(Reuters) - For years, Craig McCann played a prominent role as a top expert witness, his testimony helping to win millions of dollars for investors who sued financial companies.

As those victories piled up, brokerages went to war on his credentials, and more recently, his credibility. The effort provides a window into how critical expert witnesses have been to investor cases, and how intent brokerage firms are on weakening their influence.

"Most of these securities firms don't like Craig because his testimony hurts them," said a securities arbitration lawyer who spoke on the condition of anonymity. "They don't want someone who can lift the tent to show people what's underneath it. He's Public Enemy No. One," the person said.

McCann, a former U.S. Securities and Exchange Commission economist, is accustomed to financial companies challenging his qualifications during arbitration cases. But their efforts have become unrelenting since last October, with a number of brokerages trying to prevent him from testifying at all.

The shift to all-out war against McCann came after a federal judge issued a controversial ruling that McCann gave fraudulent testimony in a case against brokerage Morgan Keegan & Co Inc. The fact that McCann disclosed the discrepancy ahead of time and that the new testimony would have done nothing to change the outcome of the case has not stopped lawyers from using the ruling to attack McCann's integrity.

LEADING WITNESS

Lawyers for investors often hire McCann, an economist with a doctorate from the University of California at Los Angeles, to testify as an expert witness about the value and risks of certain securities.
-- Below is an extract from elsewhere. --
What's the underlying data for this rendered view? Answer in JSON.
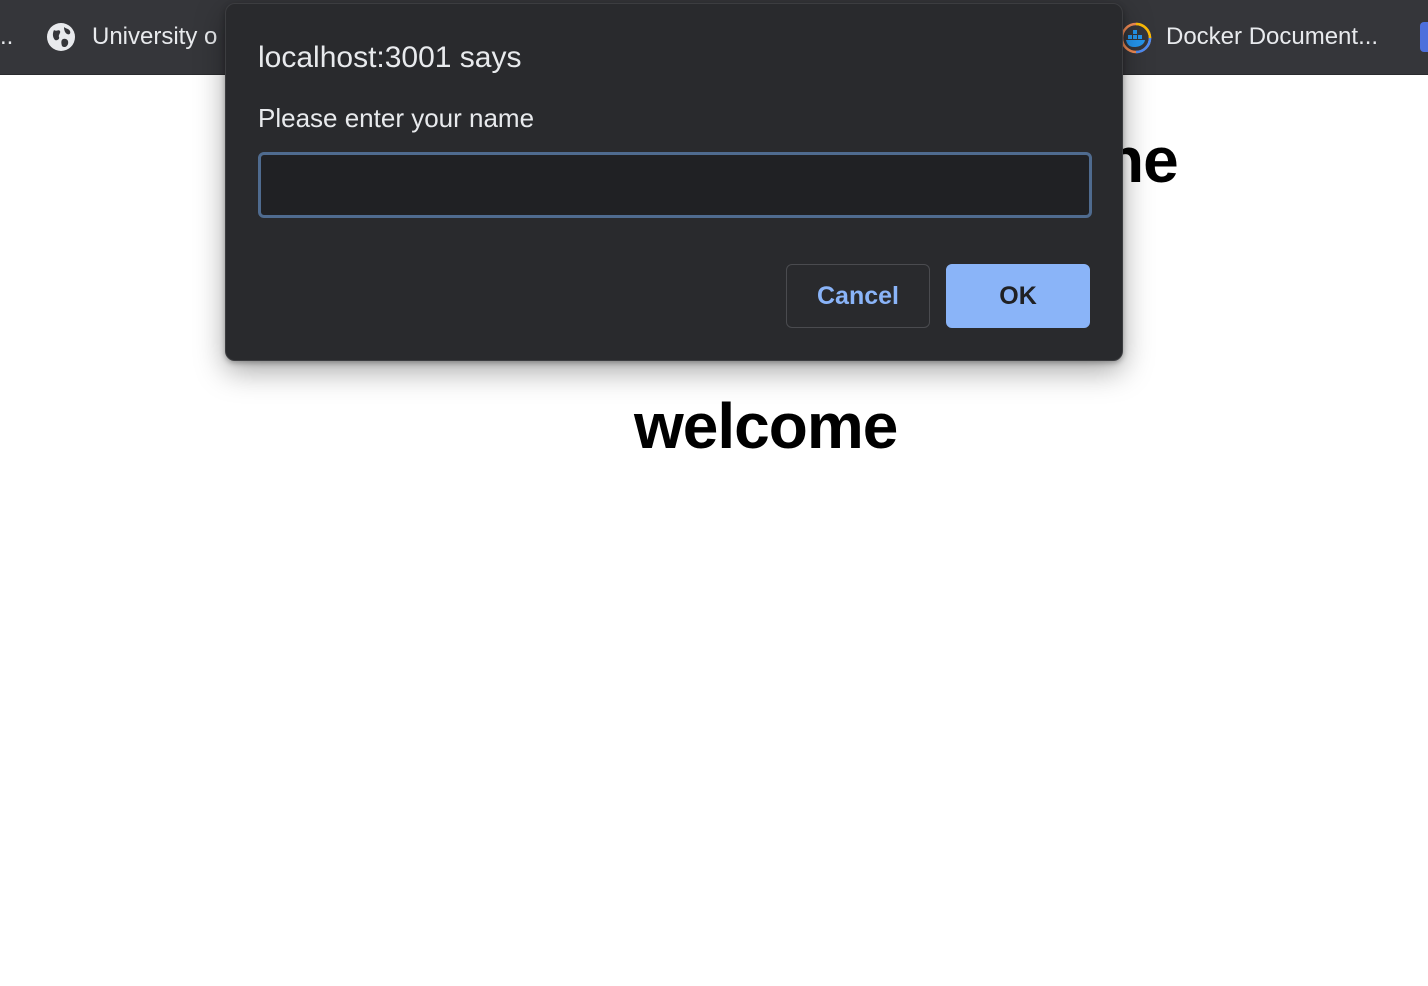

McCann has testified against Wall Street about everything from the risks of equity indexed annuities to valuations of complex securities.

Securities industry lawyers have been particularly stymied by McCann, whose deep knowledge of the valuation and risks of securities has often been insurmountable.   Continued...